Q: What is the function of salt in baking? Can I leave it out of a recipe?
Dear Baker: Unless your dietitian or doctor prescribe a low-sodium diet, keep the salt in your baking recipes at the level called for. Salt has several functions in baked goods:
- It contributes to overall flavor.
- In bread, it controls the fermentation rate of yeast.
- It has a strengthening effect on the gluten protein in the dough.
Without salt, bread rises faster and air pockets enlarge where the gluten has broken, allowing holes to form. Bread made without salt will taste bland. If you choose to eliminate salt, decrease the proofing time so that the large air pockets don't have time to develop. Salt should not be eliminated from recipes using automatic bread-making machines.
Q: Can salt substitutes replace salt in baking recipes?
Dear Baker: Salt substitutes, containing only potassium chloride and no sodium chloride, are not recommended for use in baking. The flavor and texture of baked goods will not be the same quality.
Salt substitute mixtures containing part sodium chloride, such as Morton Lite Salt® Mixture, can be used successfully in baking. For most recipes, a potassium chloride/sodium chloride blend can replace table salt in the same quantities, as
directed. Recipes using an automatic bread-making machine may not perform as well.

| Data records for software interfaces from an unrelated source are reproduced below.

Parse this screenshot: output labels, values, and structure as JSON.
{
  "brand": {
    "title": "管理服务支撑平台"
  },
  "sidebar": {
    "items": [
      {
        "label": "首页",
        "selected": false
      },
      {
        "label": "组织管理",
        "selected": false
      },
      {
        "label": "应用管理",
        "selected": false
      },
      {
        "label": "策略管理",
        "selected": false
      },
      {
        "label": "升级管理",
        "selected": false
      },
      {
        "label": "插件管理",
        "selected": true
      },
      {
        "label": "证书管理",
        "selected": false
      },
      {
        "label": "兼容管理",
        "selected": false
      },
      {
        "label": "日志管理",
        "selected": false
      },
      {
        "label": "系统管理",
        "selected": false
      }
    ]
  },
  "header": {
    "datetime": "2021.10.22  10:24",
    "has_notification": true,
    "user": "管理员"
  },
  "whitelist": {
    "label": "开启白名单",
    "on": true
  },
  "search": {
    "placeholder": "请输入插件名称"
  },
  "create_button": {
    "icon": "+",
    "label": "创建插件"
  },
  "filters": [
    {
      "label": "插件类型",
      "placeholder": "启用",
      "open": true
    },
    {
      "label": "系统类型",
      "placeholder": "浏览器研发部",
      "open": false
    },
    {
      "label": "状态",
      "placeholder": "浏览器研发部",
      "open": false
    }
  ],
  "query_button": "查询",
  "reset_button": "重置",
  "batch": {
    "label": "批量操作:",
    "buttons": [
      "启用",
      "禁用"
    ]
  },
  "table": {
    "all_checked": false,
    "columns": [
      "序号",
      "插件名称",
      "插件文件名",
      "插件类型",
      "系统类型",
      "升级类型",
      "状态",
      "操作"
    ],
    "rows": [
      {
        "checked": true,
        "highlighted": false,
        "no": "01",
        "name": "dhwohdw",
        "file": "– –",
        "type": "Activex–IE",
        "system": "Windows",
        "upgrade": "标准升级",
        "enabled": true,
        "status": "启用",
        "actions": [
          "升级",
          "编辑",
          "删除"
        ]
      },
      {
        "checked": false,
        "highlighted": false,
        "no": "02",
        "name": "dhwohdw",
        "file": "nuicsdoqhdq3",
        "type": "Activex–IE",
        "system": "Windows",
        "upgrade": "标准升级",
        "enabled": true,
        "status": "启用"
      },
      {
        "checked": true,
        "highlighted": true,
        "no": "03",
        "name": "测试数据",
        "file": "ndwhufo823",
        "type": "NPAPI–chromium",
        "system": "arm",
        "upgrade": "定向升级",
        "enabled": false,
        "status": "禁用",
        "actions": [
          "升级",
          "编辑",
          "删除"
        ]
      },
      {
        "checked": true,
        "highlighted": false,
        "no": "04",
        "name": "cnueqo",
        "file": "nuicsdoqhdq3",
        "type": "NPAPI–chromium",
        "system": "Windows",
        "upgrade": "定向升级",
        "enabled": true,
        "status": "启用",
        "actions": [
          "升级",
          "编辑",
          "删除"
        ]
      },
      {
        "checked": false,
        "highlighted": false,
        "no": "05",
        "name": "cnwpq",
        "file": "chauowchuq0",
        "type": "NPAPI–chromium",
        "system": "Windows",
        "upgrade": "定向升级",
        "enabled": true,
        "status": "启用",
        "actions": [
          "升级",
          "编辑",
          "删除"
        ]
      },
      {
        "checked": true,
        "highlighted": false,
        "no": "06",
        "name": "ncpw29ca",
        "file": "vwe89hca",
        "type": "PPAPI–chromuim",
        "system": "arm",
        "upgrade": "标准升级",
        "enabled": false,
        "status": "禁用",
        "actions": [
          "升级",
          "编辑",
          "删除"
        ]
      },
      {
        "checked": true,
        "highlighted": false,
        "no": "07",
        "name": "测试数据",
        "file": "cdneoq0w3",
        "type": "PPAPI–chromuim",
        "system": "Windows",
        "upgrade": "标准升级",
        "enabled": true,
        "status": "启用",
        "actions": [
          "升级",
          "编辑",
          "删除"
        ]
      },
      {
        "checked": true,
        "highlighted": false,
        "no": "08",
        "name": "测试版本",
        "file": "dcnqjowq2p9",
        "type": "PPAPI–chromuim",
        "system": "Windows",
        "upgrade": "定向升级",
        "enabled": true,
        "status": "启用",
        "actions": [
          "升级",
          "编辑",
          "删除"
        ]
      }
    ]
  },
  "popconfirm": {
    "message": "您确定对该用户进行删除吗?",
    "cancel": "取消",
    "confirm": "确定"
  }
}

Q: Is all salt iodized?
Dear baker: No, both non-iodized and iodized table salts are available and are clearly labeled. Iodized table salt provides iodine, which is needed for proper functioning of the thyroid gland and to prevent goiter. Plain table salt is available for consumers who choose to limit their iodine intake or must do so for medical reasons.
Also, check out: www.mortonsalt.com.